TASK DESCRIPTION:
Print out each record below, unaltered and complete, without its images.

Start of PROVIDED DATA

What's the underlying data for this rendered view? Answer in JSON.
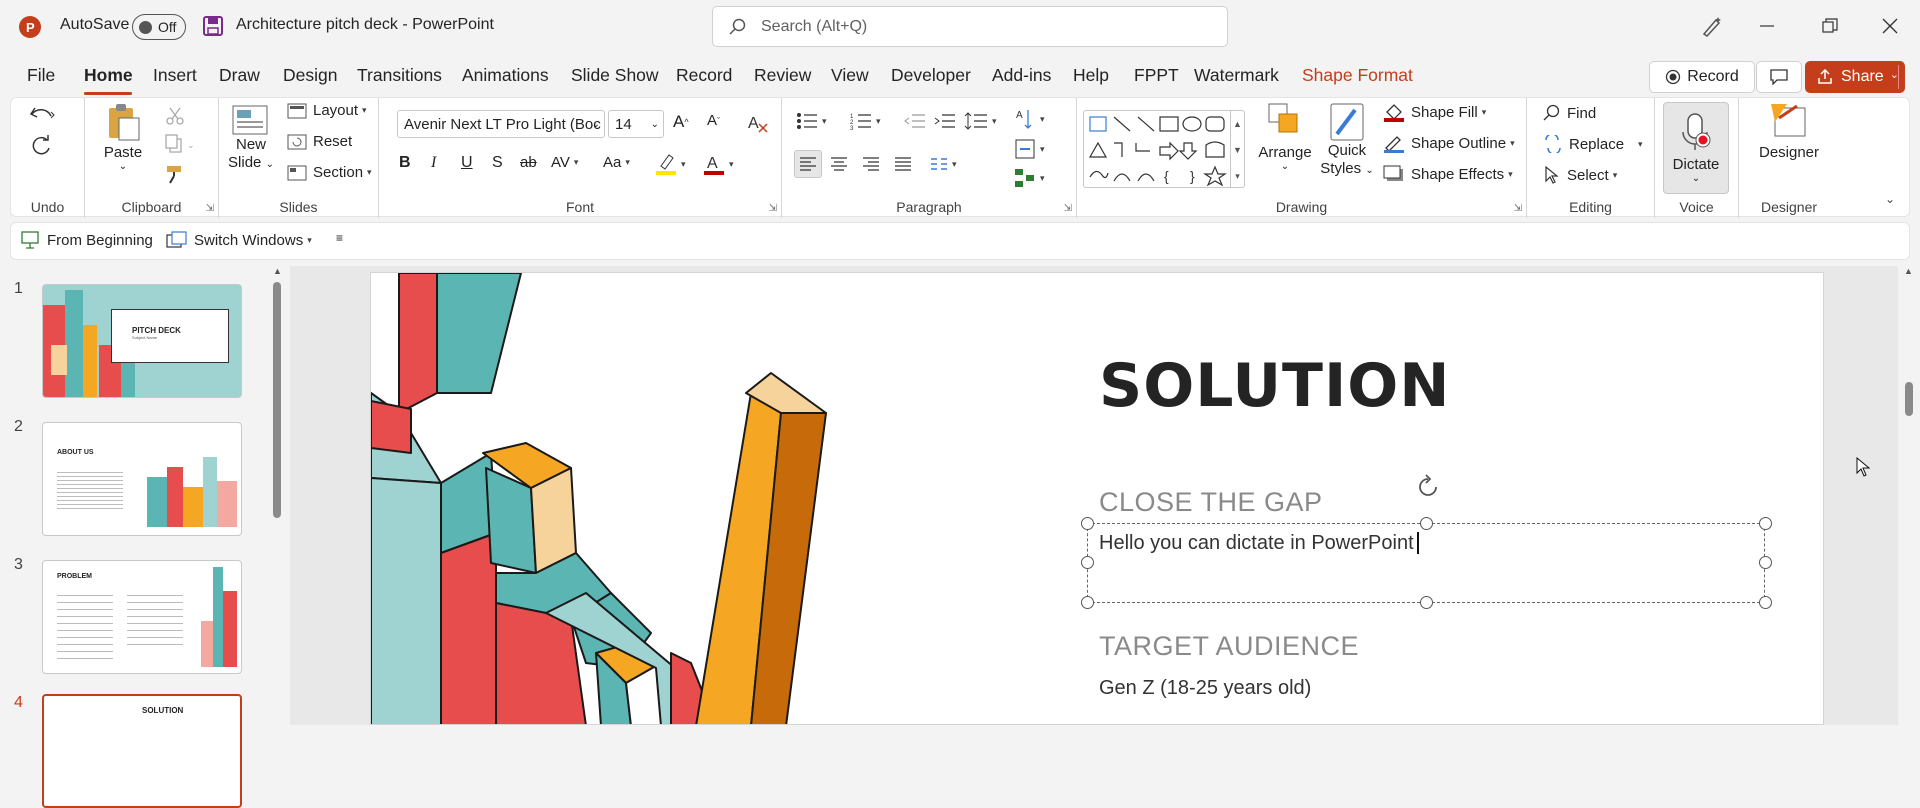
{
  "titlebar": {
    "autosave_label": "AutoSave",
    "autosave_state": "Off",
    "doc_title": "Architecture pitch deck",
    "separator": "-",
    "app_name": "PowerPoint",
    "search_placeholder": "Search (Alt+Q)",
    "accent": "#c43e1c"
  },
  "menu": {
    "tabs": [
      "File",
      "Home",
      "Insert",
      "Draw",
      "Design",
      "Transitions",
      "Animations",
      "Slide Show",
      "Record",
      "Review",
      "View",
      "Developer",
      "Add-ins",
      "Help",
      "FPPT",
      "Watermark",
      "Shape Format"
    ],
    "active": "Home",
    "record_label": "Record",
    "share_label": "Share"
  },
  "ribbon": {
    "undo_group": "Undo",
    "clipboard": {
      "paste": "Paste",
      "label": "Clipboard"
    },
    "slides": {
      "new_slide_1": "New",
      "new_slide_2": "Slide",
      "layout": "Layout",
      "reset": "Reset",
      "section": "Section",
      "label": "Slides"
    },
    "font": {
      "family": "Avenir Next LT Pro Light (Boc",
      "size": "14",
      "label": "Font"
    },
    "paragraph": {
      "label": "Paragraph"
    },
    "drawing": {
      "arrange": "Arrange",
      "quick_styles_1": "Quick",
      "quick_styles_2": "Styles",
      "shape_fill": "Shape Fill",
      "shape_outline": "Shape Outline",
      "shape_effects": "Shape Effects",
      "label": "Drawing"
    },
    "editing": {
      "find": "Find",
      "replace": "Replace",
      "select": "Select",
      "label": "Editing"
    },
    "voice": {
      "dictate": "Dictate",
      "label": "Voice"
    },
    "designer": {
      "designer": "Designer",
      "label": "Designer"
    }
  },
  "qat": {
    "from_beginning": "From Beginning",
    "switch_windows": "Switch Windows"
  },
  "thumbnails": [
    {
      "num": "1",
      "title": "PITCH DECK",
      "subtitle": "Subject Name"
    },
    {
      "num": "2",
      "title": "ABOUT US"
    },
    {
      "num": "3",
      "title": "PROBLEM"
    },
    {
      "num": "4",
      "title": "SOLUTION",
      "selected": true
    }
  ],
  "slide": {
    "title": "SOLUTION",
    "heading1": "CLOSE THE GAP",
    "body1": "Hello you can dictate in PowerPoint",
    "heading2": "TARGET AUDIENCE",
    "body2": "Gen Z (18-25 years old)"
  }
}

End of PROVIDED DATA

TASK RESULT:
What's the underlying data for this rendered view? Answer in JSON.
{
  "titlebar": {
    "autosave_label": "AutoSave",
    "autosave_state": "Off",
    "doc_title": "Architecture pitch deck",
    "separator": "-",
    "app_name": "PowerPoint",
    "search_placeholder": "Search (Alt+Q)",
    "accent": "#c43e1c"
  },
  "menu": {
    "tabs": [
      "File",
      "Home",
      "Insert",
      "Draw",
      "Design",
      "Transitions",
      "Animations",
      "Slide Show",
      "Record",
      "Review",
      "View",
      "Developer",
      "Add-ins",
      "Help",
      "FPPT",
      "Watermark",
      "Shape Format"
    ],
    "active": "Home",
    "record_label": "Record",
    "share_label": "Share"
  },
  "ribbon": {
    "undo_group": "Undo",
    "clipboard": {
      "paste": "Paste",
      "label": "Clipboard"
    },
    "slides": {
      "new_slide_1": "New",
      "new_slide_2": "Slide",
      "layout": "Layout",
      "reset": "Reset",
      "section": "Section",
      "label": "Slides"
    },
    "font": {
      "family": "Avenir Next LT Pro Light (Boc",
      "size": "14",
      "label": "Font"
    },
    "paragraph": {
      "label": "Paragraph"
    },
    "drawing": {
      "arrange": "Arrange",
      "quick_styles_1": "Quick",
      "quick_styles_2": "Styles",
      "shape_fill": "Shape Fill",
      "shape_outline": "Shape Outline",
      "shape_effects": "Shape Effects",
      "label": "Drawing"
    },
    "editing": {
      "find": "Find",
      "replace": "Replace",
      "select": "Select",
      "label": "Editing"
    },
    "voice": {
      "dictate": "Dictate",
      "label": "Voice"
    },
    "designer": {
      "designer": "Designer",
      "label": "Designer"
    }
  },
  "qat": {
    "from_beginning": "From Beginning",
    "switch_windows": "Switch Windows"
  },
  "thumbnails": [
    {
      "num": "1",
      "title": "PITCH DECK",
      "subtitle": "Subject Name"
    },
    {
      "num": "2",
      "title": "ABOUT US"
    },
    {
      "num": "3",
      "title": "PROBLEM"
    },
    {
      "num": "4",
      "title": "SOLUTION",
      "selected": true
    }
  ],
  "slide": {
    "title": "SOLUTION",
    "heading1": "CLOSE THE GAP",
    "body1": "Hello you can dictate in PowerPoint",
    "heading2": "TARGET AUDIENCE",
    "body2": "Gen Z (18-25 years old)"
  }
}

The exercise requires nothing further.